You might remember the subprime mortgage crisis that began around 2007 and might be wondering to yourself if that could ever happen again. I have been reading and researching lately about mortgage default rates and trends which leaves me wondering if the United States could ever have a mortgage crisis like the one that occurred in the early/mid 2000s.
It’s no secret that foreclosures are still occurring throughout the United States. Bankrate.com publishes these rates periodically. According to Bankrate.com, “Foreclosure Filings increased 5.3 percent nationally from April to May 2017.” The national average for May was 1 in every 1,636 housing units is in foreclosure. The Top 10 states are as follows:
Rank State Total housing units Ratio of homes in foreclosure*
(1 in every …)
1 New Jersey 3,577,942 515
2 Delaware 414,416 753
3 Maryland 2,410,256 1,006
4 Illinois 5,303,675 1,057
5 Oklahoma 1,689,427 1,081
6 Nevada 1,192,083 1,108
7 Florida 9,094,999 1,140
8 New Mexico 909,565 1,168
9 Ohio 5,140,902 1,176
10 South Carolina 2,174,319 1,186
In a recent article in USA Today, ‘A Bad Idea’: More New Mortgages are Risky Ones’ indicated that trends are toward home loans guaranteed by the Federal Housing Administration that typically require down payments of just 3-5%. These FHA-backed loans are increasingly being offered by non-bank lenders with more lenient credit standards than most major banks. In addition, the article goes on to say that there are early signs of trouble in the mortgage market which add to concerns generated by recent “increases in delinquent subprime auto loans, personal loans and credit card debt.”

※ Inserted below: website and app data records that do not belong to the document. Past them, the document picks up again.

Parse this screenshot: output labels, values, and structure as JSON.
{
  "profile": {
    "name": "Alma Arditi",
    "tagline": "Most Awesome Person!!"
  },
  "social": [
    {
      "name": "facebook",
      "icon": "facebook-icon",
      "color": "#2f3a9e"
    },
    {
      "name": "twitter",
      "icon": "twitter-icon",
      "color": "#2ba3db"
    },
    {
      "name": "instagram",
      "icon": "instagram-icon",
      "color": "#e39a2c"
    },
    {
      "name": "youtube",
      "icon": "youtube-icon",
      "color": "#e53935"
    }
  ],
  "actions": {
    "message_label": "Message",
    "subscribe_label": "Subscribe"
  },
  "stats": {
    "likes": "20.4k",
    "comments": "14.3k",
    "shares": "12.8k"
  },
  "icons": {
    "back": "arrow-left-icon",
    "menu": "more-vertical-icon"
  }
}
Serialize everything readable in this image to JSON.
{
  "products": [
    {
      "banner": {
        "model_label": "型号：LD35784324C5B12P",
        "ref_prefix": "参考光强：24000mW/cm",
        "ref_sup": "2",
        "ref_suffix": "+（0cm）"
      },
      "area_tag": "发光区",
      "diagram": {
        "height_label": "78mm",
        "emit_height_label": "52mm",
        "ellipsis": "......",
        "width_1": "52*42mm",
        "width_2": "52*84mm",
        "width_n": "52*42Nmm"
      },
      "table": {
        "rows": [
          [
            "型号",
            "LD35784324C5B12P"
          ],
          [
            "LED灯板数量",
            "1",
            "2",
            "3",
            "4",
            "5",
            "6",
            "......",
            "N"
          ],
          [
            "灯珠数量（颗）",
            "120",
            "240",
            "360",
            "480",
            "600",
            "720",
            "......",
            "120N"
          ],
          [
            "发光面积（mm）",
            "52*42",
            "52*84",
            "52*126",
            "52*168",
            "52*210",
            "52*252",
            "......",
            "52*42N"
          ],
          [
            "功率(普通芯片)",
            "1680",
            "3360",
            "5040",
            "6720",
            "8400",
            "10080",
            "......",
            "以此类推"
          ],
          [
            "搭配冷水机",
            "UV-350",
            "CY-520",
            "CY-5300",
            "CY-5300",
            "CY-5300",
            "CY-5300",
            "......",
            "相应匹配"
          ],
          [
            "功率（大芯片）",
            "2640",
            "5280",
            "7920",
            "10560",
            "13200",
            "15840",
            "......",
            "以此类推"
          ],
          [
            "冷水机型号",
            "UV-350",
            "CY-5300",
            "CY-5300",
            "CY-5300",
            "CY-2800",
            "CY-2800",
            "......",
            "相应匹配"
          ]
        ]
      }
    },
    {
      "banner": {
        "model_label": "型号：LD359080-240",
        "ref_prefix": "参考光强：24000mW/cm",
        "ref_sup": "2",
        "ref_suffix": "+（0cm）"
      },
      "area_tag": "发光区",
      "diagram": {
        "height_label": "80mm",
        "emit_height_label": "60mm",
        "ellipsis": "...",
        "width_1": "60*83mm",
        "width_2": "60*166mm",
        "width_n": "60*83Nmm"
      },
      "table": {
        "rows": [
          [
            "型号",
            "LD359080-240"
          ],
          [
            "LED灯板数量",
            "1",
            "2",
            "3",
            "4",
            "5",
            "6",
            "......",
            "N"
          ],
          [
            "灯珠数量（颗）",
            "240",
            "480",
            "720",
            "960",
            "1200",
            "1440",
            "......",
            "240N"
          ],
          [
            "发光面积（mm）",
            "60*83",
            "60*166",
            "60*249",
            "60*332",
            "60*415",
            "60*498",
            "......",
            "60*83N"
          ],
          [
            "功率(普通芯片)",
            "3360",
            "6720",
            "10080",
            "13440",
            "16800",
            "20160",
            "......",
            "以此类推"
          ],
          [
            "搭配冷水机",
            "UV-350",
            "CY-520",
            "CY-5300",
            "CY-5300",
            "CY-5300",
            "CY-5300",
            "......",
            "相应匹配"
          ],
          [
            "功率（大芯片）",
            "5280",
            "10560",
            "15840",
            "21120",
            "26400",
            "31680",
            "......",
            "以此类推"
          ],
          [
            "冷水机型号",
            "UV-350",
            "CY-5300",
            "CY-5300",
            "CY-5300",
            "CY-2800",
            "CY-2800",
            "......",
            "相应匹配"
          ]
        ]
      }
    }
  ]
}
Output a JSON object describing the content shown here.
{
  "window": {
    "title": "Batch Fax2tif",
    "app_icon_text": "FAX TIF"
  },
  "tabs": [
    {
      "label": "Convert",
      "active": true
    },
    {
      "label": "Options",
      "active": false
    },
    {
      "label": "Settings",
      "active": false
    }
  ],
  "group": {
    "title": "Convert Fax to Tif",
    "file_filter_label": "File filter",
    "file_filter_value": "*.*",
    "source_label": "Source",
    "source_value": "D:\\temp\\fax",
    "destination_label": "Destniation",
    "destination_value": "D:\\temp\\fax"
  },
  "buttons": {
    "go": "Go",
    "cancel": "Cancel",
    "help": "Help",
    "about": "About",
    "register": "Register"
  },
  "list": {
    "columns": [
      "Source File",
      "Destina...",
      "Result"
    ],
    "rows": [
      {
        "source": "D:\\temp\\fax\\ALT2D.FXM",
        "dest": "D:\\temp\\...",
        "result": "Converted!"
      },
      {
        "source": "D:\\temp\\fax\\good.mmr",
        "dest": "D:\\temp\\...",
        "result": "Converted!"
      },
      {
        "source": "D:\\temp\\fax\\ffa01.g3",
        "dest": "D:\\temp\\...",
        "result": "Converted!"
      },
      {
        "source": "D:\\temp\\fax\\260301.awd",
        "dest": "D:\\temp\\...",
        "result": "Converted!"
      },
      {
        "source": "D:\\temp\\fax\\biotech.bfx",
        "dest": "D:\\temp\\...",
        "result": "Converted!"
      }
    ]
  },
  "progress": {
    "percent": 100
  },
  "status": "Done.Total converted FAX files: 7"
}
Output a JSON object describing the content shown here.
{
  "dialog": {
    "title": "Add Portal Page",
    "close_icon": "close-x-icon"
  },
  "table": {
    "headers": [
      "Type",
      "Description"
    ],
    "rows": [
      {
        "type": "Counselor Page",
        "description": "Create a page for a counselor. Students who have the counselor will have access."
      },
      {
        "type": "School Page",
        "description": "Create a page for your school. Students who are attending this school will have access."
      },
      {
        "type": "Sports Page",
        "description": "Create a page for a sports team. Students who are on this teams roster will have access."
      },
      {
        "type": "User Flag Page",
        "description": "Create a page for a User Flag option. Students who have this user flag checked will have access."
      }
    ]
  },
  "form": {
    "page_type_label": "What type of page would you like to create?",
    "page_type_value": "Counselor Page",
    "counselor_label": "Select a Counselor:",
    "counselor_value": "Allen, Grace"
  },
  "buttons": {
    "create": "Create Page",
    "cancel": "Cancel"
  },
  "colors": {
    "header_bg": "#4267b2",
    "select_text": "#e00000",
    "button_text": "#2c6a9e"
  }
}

FHA loans comprised 22% of all mortgages for single-family purchases in 2016. The nations biggest banks have largely pulled out of the FHA market leaving non-banks like Quicken Loans and Freedom Mortgage to fill the void. According to the article, the worry is that if home prices peak and then dip, homeowners who put down just 3-5% will owe more on their mortgages than their homes are worth, increasing the incentive to default. The article presents other insights including one the publisher of Inside Mortgage Finance who basically says the fears of another housing crisis are unfounded, ‘noting Federal Reserve officials have complained that FDA loan standards have been too rigorous.’
In another article posted on CNN.com entitled, “Are we Heading Toward Another Subprime Mortgage Crisis,” Mr. William Poole (former president and CEO of the Federal Reserve Bank of St Louis) provided commentary and opinions on the current mortgage market.
“According to Freddie’s 2016 annual report, Expanding access to affordable mortgage credit will continue to be a top priority in 2017. Fannie/Freddie have redefined ‘subprime’ to a credit rating of below 620; previously these firms and banking regulators had used 660 as the dividing line that define a subprime borrower. Now by using the lower number, they may be buying even weaker mortgages than before the financial crises.”
Mr. Poole is concerned that we are headed to another housing crisis.